June 28th, 2017

Utilities Commission will explore small-scale green energy opportunities


By Collin Gallant on April 1, 2017.

A roof-top solar system house in the Hamptons community in south Medicine Hat sucks up the sun Friday. The province has announced it will study how small-scale renewable energy production will fit into its plans to have nearly one-third of all power needs filled by green energy by 2030.--NEWS PHOTO

Medicine Hat News

The Alberta Utilities Commission will begin exploring how to foster more micro-generated green energy and approve smaller-scale community-sized facilities, it was announced Friday.

That comes on the same day provincial regulators opened a year-long process to evaluate supply price proposals from major utility companies.

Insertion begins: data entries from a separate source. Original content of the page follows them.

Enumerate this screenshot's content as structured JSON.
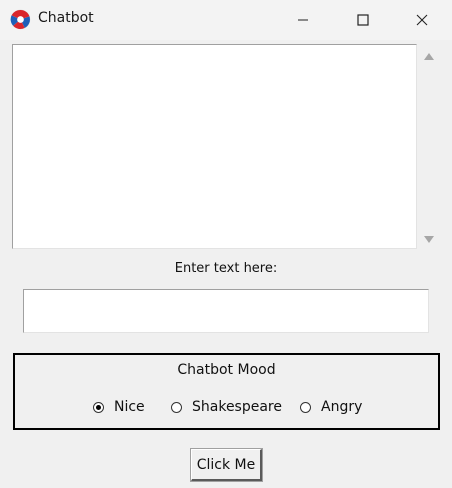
{
  "window": {
    "title": "Chatbot",
    "icon": "red-blue-app-icon",
    "controls": [
      "minimize-icon",
      "maximize-icon",
      "close-icon"
    ]
  },
  "chat": {
    "log_text": ""
  },
  "input": {
    "label": "Enter text here:",
    "value": ""
  },
  "mood": {
    "title": "Chatbot Mood",
    "options": [
      {
        "label": "Nice",
        "selected": true
      },
      {
        "label": "Shakespeare",
        "selected": false
      },
      {
        "label": "Angry",
        "selected": false
      }
    ]
  },
  "actions": {
    "submit_label": "Click Me"
  },
  "colors": {
    "window_bg": "#f0f0f0",
    "titlebar_bg": "#f3f3f3",
    "field_bg": "#ffffff",
    "frame_border": "#000000"
  }
}
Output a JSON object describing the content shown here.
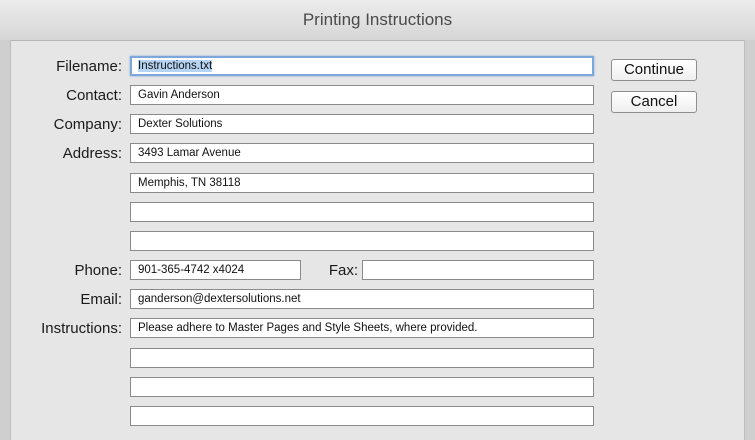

The results of the low-bid auction will be announced by the end of the year and could see two or three major wind or solar facilities produce 400-megawatts by 2019.

Currently in Alberta only 16 megawatts of power is produced via “microgeneration” — comprising about 1,700 sites that see panels and turbines on homes, public buildings or businesses.

However, interest and potential is growing, said Minister of Energy Margaret McCuaig-Boyd, and increases could add up.

“Albertans have a growing interest in powering their own homes or communities and putting clean electricity back into the grid,” she said. “(It) is the next logical step in promoting green electricity and helping us meet our target of 30 per cent renewable power by 2030. I look forward to the AUC’s report.”

The New Democratic Government has set the goal of having 30 per cent of the province’s power needs supplied by renewable sources by 2030, equal to about 5,000 megawatts.

The AUC says over the next nine months it will meet with utilities, consumer groups, developers and others to determine barriers and possible supports to getting more smaller-scale projects.

Earlier this year the province announced its renewable energy program would offer up to 30 per cent the cost of installing solar panels on individual residences.

A total of $36 million will be spent from carbon levy funds to support a Residential and Commercial Solar Program, which included non-profit agencies. A rebate program for municipalities and farms is available on a per-watt basis.

On-farm solar subsidies are also being discussed as Growing Forward 2 agriculture subsidies are being developed for 2019.


Leave a Reply

You must be logged in to post a comment.